### Records provided
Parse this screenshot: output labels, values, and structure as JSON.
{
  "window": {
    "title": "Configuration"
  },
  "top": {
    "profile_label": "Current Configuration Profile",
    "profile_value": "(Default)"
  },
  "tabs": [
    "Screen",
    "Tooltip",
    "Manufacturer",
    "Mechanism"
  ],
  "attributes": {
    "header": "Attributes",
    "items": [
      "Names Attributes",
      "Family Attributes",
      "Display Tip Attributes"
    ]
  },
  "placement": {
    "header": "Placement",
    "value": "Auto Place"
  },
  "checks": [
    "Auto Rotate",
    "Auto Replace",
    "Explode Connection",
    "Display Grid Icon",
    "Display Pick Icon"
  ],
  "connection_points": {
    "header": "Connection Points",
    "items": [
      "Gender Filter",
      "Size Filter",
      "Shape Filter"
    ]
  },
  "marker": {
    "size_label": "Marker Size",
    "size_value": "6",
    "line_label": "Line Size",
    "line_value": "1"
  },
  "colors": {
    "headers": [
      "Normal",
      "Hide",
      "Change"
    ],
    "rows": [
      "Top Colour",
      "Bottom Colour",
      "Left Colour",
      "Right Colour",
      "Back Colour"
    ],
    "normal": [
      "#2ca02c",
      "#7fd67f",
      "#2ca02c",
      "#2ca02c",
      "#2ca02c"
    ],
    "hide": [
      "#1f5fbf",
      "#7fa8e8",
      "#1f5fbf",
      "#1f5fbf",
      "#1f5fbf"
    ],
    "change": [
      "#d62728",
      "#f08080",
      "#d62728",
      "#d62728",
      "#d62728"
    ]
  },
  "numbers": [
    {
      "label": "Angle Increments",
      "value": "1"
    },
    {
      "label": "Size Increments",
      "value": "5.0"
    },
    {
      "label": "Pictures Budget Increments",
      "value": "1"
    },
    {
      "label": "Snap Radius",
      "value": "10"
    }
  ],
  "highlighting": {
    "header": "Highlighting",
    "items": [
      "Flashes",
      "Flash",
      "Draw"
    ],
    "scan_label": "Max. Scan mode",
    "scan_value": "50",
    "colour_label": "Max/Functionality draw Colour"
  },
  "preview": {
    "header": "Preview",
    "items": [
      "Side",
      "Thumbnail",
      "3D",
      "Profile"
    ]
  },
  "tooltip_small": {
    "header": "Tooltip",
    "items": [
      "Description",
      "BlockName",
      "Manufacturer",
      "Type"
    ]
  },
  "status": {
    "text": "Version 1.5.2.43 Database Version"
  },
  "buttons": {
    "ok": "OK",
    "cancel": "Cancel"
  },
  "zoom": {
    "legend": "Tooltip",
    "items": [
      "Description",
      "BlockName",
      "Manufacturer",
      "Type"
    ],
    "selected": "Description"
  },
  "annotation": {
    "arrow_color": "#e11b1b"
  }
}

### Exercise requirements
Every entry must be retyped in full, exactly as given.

### Answer to this problem
Parse this screenshot: output labels, values, and structure as JSON.
{
  "window": {
    "title": "Configuration"
  },
  "top": {
    "profile_label": "Current Configuration Profile",
    "profile_value": "(Default)"
  },
  "tabs": [
    "Screen",
    "Tooltip",
    "Manufacturer",
    "Mechanism"
  ],
  "attributes": {
    "header": "Attributes",
    "items": [
      "Names Attributes",
      "Family Attributes",
      "Display Tip Attributes"
    ]
  },
  "placement": {
    "header": "Placement",
    "value": "Auto Place"
  },
  "checks": [
    "Auto Rotate",
    "Auto Replace",
    "Explode Connection",
    "Display Grid Icon",
    "Display Pick Icon"
  ],
  "connection_points": {
    "header": "Connection Points",
    "items": [
      "Gender Filter",
      "Size Filter",
      "Shape Filter"
    ]
  },
  "marker": {
    "size_label": "Marker Size",
    "size_value": "6",
    "line_label": "Line Size",
    "line_value": "1"
  },
  "colors": {
    "headers": [
      "Normal",
      "Hide",
      "Change"
    ],
    "rows": [
      "Top Colour",
      "Bottom Colour",
      "Left Colour",
      "Right Colour",
      "Back Colour"
    ],
    "normal": [
      "#2ca02c",
      "#7fd67f",
      "#2ca02c",
      "#2ca02c",
      "#2ca02c"
    ],
    "hide": [
      "#1f5fbf",
      "#7fa8e8",
      "#1f5fbf",
      "#1f5fbf",
      "#1f5fbf"
    ],
    "change": [
      "#d62728",
      "#f08080",
      "#d62728",
      "#d62728",
      "#d62728"
    ]
  },
  "numbers": [
    {
      "label": "Angle Increments",
      "value": "1"
    },
    {
      "label": "Size Increments",
      "value": "5.0"
    },
    {
      "label": "Pictures Budget Increments",
      "value": "1"
    },
    {
      "label": "Snap Radius",
      "value": "10"
    }
  ],
  "highlighting": {
    "header": "Highlighting",
    "items": [
      "Flashes",
      "Flash",
      "Draw"
    ],
    "scan_label": "Max. Scan mode",
    "scan_value": "50",
    "colour_label": "Max/Functionality draw Colour"
  },
  "preview": {
    "header": "Preview",
    "items": [
      "Side",
      "Thumbnail",
      "3D",
      "Profile"
    ]
  },
  "tooltip_small": {
    "header": "Tooltip",
    "items": [
      "Description",
      "BlockName",
      "Manufacturer",
      "Type"
    ]
  },
  "status": {
    "text": "Version 1.5.2.43 Database Version"
  },
  "buttons": {
    "ok": "OK",
    "cancel": "Cancel"
  },
  "zoom": {
    "legend": "Tooltip",
    "items": [
      "Description",
      "BlockName",
      "Manufacturer",
      "Type"
    ],
    "selected": "Description"
  },
  "annotation": {
    "arrow_color": "#e11b1b"
  }
}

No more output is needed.